- _Supplied information_
---

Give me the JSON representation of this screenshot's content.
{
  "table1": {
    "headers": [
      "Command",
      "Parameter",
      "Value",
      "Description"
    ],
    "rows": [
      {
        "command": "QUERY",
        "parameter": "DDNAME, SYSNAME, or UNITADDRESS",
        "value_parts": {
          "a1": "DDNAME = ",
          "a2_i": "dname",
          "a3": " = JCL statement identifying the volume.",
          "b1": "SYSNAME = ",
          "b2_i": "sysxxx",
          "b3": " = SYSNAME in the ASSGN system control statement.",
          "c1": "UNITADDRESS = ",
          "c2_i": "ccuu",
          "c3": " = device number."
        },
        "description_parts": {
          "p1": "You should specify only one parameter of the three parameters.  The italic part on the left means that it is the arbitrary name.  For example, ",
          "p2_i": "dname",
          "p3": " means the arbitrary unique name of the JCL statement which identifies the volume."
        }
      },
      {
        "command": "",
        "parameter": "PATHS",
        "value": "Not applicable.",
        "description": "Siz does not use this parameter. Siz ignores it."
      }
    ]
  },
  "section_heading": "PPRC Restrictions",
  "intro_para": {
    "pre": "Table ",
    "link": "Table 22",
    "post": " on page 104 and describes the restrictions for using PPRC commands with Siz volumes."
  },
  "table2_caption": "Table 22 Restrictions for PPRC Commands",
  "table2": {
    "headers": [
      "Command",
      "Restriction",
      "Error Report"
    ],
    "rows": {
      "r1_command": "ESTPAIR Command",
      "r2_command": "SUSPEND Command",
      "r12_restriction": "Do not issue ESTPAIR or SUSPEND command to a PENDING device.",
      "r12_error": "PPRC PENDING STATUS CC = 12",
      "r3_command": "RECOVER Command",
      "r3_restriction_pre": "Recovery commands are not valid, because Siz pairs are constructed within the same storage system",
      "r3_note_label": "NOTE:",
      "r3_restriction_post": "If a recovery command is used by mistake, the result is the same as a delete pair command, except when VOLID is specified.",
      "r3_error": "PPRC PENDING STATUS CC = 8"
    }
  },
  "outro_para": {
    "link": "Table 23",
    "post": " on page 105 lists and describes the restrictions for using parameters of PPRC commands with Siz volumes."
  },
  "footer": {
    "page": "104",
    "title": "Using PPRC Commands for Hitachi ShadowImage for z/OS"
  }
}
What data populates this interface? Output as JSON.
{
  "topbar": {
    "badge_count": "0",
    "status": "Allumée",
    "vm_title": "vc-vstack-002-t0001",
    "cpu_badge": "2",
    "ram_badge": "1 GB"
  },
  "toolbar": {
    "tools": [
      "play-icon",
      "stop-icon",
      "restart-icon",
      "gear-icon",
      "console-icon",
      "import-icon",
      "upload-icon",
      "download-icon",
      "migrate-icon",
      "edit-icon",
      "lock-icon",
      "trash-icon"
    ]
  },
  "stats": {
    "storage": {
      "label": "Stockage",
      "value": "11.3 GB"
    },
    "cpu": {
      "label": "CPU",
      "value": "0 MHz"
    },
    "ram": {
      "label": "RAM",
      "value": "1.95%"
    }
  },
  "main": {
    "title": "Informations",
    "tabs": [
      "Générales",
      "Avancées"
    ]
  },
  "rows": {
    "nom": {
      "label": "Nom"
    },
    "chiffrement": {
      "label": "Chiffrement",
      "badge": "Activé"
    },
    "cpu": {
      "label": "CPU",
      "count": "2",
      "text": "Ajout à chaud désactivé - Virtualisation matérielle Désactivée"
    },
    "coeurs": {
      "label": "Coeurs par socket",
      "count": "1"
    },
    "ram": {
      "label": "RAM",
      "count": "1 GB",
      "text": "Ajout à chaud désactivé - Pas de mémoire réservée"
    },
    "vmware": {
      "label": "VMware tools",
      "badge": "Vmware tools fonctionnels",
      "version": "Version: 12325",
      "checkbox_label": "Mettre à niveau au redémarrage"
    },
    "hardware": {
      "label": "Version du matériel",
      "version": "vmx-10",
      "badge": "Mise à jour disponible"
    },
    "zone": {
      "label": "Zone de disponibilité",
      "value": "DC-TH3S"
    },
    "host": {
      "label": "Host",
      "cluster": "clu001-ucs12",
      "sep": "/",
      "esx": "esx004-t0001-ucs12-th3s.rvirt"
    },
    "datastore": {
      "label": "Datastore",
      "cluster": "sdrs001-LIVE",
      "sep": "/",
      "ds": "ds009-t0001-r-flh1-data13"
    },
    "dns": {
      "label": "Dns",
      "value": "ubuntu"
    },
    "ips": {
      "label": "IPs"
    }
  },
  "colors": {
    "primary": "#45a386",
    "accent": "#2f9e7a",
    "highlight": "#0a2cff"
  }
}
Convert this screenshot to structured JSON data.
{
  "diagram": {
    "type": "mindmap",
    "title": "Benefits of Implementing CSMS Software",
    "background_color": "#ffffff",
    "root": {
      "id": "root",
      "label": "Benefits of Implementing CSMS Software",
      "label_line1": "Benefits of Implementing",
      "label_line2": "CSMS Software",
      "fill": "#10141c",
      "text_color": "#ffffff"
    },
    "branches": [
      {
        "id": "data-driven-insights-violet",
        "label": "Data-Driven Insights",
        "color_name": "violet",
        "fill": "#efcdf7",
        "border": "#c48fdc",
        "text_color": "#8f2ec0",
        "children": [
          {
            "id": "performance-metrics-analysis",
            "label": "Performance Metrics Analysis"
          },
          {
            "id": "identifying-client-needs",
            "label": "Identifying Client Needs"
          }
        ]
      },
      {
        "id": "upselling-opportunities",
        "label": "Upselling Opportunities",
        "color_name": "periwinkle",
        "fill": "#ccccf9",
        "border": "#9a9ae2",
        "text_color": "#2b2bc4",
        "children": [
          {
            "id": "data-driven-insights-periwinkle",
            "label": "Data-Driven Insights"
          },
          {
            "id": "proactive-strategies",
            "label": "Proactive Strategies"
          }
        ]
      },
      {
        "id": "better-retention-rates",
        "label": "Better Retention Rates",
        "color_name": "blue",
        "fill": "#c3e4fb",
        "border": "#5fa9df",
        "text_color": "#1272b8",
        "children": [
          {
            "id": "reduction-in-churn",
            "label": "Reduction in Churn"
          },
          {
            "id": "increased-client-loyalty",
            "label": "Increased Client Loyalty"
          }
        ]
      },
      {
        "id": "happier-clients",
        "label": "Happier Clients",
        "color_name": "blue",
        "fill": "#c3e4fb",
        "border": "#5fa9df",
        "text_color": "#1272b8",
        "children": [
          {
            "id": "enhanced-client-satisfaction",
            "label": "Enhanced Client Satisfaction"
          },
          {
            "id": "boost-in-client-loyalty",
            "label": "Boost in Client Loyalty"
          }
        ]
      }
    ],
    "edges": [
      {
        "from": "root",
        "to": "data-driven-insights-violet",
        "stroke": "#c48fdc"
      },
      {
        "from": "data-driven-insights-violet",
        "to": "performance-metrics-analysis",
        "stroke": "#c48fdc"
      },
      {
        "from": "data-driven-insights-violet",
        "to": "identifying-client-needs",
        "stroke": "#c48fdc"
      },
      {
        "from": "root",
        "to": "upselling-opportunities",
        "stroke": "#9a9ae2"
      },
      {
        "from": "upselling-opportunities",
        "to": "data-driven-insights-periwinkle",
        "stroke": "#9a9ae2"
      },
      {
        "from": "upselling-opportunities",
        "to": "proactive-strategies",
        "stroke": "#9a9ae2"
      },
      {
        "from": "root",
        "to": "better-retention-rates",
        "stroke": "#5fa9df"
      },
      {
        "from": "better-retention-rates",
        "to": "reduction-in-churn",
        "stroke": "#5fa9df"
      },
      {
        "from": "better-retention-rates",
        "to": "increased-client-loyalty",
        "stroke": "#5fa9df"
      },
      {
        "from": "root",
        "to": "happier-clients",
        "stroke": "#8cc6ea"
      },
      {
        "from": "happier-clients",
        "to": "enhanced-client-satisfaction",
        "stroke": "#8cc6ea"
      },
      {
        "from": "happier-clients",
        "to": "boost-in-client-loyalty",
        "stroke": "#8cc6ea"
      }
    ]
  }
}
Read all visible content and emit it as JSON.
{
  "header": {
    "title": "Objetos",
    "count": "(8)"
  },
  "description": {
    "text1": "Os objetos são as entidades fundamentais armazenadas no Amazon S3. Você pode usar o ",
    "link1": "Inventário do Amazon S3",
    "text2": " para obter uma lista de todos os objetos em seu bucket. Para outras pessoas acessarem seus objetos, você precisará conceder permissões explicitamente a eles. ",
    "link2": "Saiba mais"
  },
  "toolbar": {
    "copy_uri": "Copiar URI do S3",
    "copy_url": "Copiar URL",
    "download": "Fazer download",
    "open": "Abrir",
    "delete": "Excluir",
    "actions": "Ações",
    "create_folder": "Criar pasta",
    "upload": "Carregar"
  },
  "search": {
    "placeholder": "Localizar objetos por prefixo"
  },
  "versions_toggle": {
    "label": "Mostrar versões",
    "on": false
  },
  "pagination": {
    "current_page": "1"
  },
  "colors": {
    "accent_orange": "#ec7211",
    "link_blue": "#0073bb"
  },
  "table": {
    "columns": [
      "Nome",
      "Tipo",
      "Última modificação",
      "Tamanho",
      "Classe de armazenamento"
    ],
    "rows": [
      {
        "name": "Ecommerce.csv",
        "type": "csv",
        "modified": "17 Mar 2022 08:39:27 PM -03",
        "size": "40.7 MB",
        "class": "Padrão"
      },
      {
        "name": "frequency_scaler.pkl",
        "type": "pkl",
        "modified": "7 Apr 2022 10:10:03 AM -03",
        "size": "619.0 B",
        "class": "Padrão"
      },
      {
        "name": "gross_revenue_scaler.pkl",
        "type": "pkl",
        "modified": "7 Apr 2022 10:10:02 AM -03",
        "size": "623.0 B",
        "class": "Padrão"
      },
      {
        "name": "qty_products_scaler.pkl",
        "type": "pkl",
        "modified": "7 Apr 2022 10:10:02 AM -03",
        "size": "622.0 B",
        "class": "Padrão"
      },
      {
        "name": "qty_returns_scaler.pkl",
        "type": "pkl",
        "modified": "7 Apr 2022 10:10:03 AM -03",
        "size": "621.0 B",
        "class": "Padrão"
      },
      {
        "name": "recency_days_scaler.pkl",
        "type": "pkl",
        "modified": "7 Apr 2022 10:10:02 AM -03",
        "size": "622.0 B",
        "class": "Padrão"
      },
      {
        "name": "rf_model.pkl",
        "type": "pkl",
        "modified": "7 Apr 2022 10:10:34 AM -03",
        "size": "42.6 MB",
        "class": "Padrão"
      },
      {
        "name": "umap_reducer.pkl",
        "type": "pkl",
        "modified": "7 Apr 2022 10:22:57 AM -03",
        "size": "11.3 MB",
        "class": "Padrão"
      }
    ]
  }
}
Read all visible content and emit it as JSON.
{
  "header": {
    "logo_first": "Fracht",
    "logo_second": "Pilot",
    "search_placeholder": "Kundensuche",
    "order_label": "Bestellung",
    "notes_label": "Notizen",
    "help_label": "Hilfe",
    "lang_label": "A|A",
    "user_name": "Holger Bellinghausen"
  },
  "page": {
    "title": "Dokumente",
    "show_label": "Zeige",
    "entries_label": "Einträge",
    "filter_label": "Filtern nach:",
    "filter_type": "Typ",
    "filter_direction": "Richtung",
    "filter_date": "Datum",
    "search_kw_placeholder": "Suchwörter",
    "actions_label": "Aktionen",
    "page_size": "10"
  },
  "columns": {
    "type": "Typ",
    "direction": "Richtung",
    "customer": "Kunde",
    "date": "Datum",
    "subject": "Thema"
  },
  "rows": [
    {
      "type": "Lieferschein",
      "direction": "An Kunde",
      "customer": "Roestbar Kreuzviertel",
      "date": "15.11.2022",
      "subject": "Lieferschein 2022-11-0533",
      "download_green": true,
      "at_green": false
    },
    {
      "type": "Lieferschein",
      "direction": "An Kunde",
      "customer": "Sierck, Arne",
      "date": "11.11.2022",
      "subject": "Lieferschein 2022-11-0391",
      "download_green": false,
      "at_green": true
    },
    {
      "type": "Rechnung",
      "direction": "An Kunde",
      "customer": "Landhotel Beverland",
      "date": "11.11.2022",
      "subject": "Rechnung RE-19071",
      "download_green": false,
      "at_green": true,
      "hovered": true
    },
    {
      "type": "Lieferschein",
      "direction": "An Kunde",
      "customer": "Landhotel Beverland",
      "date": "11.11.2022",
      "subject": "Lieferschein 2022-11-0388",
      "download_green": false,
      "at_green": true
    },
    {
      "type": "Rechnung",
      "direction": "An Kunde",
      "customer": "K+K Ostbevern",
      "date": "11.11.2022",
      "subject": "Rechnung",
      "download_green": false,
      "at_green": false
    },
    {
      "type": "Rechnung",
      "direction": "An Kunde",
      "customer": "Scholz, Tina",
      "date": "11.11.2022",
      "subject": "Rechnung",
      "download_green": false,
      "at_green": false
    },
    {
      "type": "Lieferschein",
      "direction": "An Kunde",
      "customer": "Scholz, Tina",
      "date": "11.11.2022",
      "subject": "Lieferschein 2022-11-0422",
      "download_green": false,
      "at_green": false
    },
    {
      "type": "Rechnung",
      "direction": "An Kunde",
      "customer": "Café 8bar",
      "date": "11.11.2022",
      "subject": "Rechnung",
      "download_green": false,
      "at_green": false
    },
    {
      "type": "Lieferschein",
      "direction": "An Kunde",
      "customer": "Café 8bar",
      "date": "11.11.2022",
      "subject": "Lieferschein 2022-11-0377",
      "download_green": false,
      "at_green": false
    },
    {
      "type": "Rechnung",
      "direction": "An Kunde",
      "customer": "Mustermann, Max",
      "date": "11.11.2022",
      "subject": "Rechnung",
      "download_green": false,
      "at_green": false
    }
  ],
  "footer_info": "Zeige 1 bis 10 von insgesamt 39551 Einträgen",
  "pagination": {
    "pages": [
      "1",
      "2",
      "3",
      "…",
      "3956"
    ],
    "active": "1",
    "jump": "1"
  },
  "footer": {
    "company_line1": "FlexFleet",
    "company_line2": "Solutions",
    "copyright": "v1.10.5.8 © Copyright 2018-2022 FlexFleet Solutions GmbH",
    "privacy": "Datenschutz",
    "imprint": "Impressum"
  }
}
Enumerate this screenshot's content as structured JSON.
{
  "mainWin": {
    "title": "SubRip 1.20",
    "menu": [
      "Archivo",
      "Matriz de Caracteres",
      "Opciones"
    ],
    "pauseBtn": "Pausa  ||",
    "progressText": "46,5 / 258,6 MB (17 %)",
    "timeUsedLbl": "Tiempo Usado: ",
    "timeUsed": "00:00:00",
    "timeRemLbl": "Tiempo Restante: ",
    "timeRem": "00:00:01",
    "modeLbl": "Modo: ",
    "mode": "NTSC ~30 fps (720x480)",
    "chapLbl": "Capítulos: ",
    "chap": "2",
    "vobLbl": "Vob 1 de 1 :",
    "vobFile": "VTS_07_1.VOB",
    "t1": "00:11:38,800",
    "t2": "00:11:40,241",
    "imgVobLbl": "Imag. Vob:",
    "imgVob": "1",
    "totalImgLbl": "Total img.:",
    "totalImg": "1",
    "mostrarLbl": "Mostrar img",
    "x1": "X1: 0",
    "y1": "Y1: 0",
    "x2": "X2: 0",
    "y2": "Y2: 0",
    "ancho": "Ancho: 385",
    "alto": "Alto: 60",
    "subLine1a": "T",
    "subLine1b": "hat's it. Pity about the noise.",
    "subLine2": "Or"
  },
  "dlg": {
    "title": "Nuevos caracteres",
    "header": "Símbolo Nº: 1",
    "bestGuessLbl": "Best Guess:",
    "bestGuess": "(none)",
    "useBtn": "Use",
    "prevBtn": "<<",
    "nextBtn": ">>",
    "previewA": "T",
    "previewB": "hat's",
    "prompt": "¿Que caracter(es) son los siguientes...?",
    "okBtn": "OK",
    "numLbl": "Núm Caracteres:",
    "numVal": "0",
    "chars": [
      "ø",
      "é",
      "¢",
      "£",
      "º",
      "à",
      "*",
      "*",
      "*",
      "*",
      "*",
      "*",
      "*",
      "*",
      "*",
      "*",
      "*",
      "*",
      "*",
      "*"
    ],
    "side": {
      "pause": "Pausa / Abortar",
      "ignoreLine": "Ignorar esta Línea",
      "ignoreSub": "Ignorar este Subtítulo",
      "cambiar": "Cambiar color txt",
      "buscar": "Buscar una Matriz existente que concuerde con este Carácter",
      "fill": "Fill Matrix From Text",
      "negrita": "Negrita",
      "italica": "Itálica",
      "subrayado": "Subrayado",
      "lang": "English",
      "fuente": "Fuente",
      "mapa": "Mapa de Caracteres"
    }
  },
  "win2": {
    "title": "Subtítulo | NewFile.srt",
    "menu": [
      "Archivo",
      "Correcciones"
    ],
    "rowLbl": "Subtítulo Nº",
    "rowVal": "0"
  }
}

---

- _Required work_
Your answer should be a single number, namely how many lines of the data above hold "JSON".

- _Task solution_
6